What mother doesn't want to be a "good mom"?
The proverbial encyclopedia entry for "good mom" varies across cultures. I've seen a variety of mothering ideals as I raise my kids in a global city. For some, a distinguishing mark of a good mom is the food she feeds her children. Or the accolades her child earns in school. Or her baby's accessories. Or her child's behavior. The list never ends.
But I've noticed a common thread that threatens to unravel us all. Moms live with a sense of guilt that we'll never be or do enough.
What, then, can save us from this "mommy guilt"? I've heard moms from different religions answer, "Give yourself some grace." We agree that grace is a freeing thing. But we're worlds apart on our ideas about what this grace is, where it comes from, how it frees us, and how we receive it.
From the Christian perspective, the substitutionary death of Jesus Christ on the cross is the apex of God's free grace toward sinners who justly deserve his wrath.
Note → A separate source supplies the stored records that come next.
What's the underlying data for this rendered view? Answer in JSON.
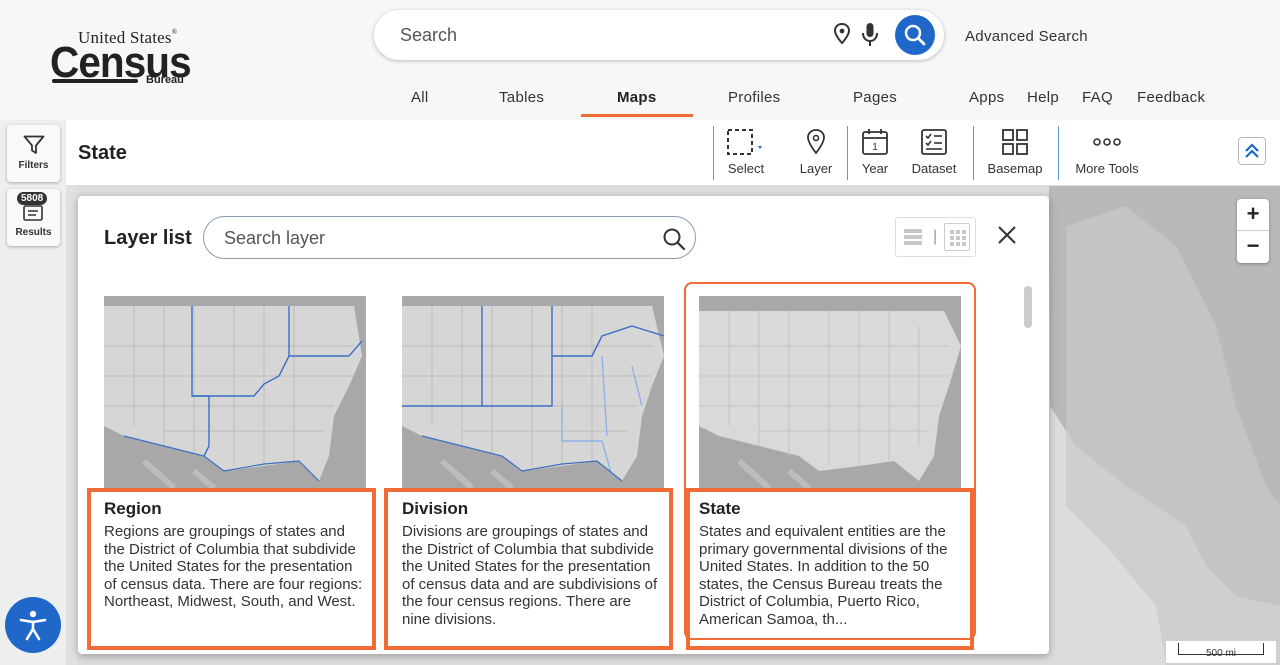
{
  "header": {
    "logo": {
      "line1": "United States",
      "reg": "®",
      "line2": "Census",
      "line3": "Bureau"
    },
    "search": {
      "placeholder": "Search"
    },
    "advanced_search": "Advanced Search",
    "tabs": [
      {
        "label": "All"
      },
      {
        "label": "Tables"
      },
      {
        "label": "Maps",
        "active": true
      },
      {
        "label": "Profiles"
      },
      {
        "label": "Pages"
      },
      {
        "label": "Apps"
      },
      {
        "label": "Help"
      },
      {
        "label": "FAQ"
      },
      {
        "label": "Feedback"
      }
    ]
  },
  "left_rail": {
    "filters_label": "Filters",
    "results_label": "Results",
    "results_count": "5808"
  },
  "toolbar": {
    "title": "State",
    "tools": [
      {
        "label": "Select",
        "icon": "dashed-select-icon"
      },
      {
        "label": "Layer",
        "icon": "map-pin-icon"
      },
      {
        "label": "Year",
        "icon": "calendar-icon"
      },
      {
        "label": "Dataset",
        "icon": "checklist-icon"
      },
      {
        "label": "Basemap",
        "icon": "grid-icon"
      },
      {
        "label": "More Tools",
        "icon": "more-dots-icon"
      }
    ],
    "year_badge": "1"
  },
  "panel": {
    "title": "Layer list",
    "search_placeholder": "Search layer",
    "view_divider": "|",
    "cards": [
      {
        "title": "Region",
        "description": "Regions are groupings of states and the District of Columbia that subdivide the United States for the presentation of census data. There are four regions: Northeast, Midwest, South, and West."
      },
      {
        "title": "Division",
        "description": "Divisions are groupings of states and the District of Columbia that subdivide the United States for the presentation of census data and are subdivisions of the four census regions. There are nine divisions."
      },
      {
        "title": "State",
        "description": "States and equivalent entities are the primary governmental divisions of the United States. In addition to the 50 states, the Census Bureau treats the District of Columbia, Puerto Rico, American Samoa, th..."
      }
    ]
  },
  "map": {
    "zoom_in": "+",
    "zoom_out": "−",
    "scale_label": "500 mi"
  },
  "colors": {
    "accent": "#f26a35",
    "brand_blue": "#1f68c9"
  }
}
We've staked our eternal life on the guilt-lifting, joy-fueling faith that only Christ is enough to reconcile us to God.
So when the shadow of my own mommy guilt creeps up on me in dark moments, these thoughts remind me of God's grace:
In the wake of a "mom fail" I need to bank on the blood-bought promises of God.
I must draw on strength from the One who promised that he would finish the good work he started in me (Phil. 1:6). I can receive comfort from the One who promised that nothing that can be named or thought of would ever be able to separate me from him (Rom. 8:25). I must depend on the One who promised he would be my God, strengthen me, help me, and uphold me with his righteous right hand (Isa. 41:10).
I need to fight against a legalistic approach to motherhood with the strength that only God provides.
I have to guard my heart against believing that today is my chance to be the best mom ever, in order to be at peace with my guilty conscience tonight. I have an Advocate who put himself forward as a sacrifice for my sin, so I have no need to vindicate myself (Rom. 3:24). In my effort to serve God faithfully in my motherhood, I must refuse to entertain the notion that my work can be done through any other strength but God's and to any other end besides his glory. I'm free to abide in Jesus, bearing fruit to the praise of God's glory as a branch grafted in to the life-giving Vine (John 15:1-11).
My pride-filled ego belongs in an eternal time-out.
Jesus frees me from the need to constantly evaluate myself. Instead of obsessively doing mommyhood mirror-checks, my heart can be taken up with Christ as I fix my eyes on him. With my affections bound up in Jesus, I'm free to look at the accomplishments of other moms and rejoice in the beauty of them, like the way I enjoy the wonder of a newborn's tiny fingerprint without regard to myself. The gospel frees me to be the type of mom who replays the day in her mind and feels neither boastful pride nor wallowing self-pity, but joyful thanksgiving to the praise of God's glory.
Christ Is Enough Forever
Whether our emotions agree, the verdict is in: There is therefore now no condemnation for those who are in Christ Jesus (Rom. 8:1). We're free to bank on all the promises of God because they find their Yes in Jesus (2 Cor. 1:20). We're free to serve with the strength God supplies so that he gets the glory (1 Pet. 4:11). We're free to lay aside every weight and sin and run with endurance the race that is set before us, looking to Jesus, the founder and perfecter of our faith (Heb. 12:1-2).
No amount of mommy guilt can crush you if Christ was crushed on the cross in your stead. The atonement he achieved is enough to bear away our guilt and shame. The strength of his grace is enough to help us disciple our children like a good soldier/athlete/farmer-Mom (2 Tim. 2:1ff). And the promise of his presence is enough to sustain us through every morning routine, afterschool activity, midnight mothering, and every other season.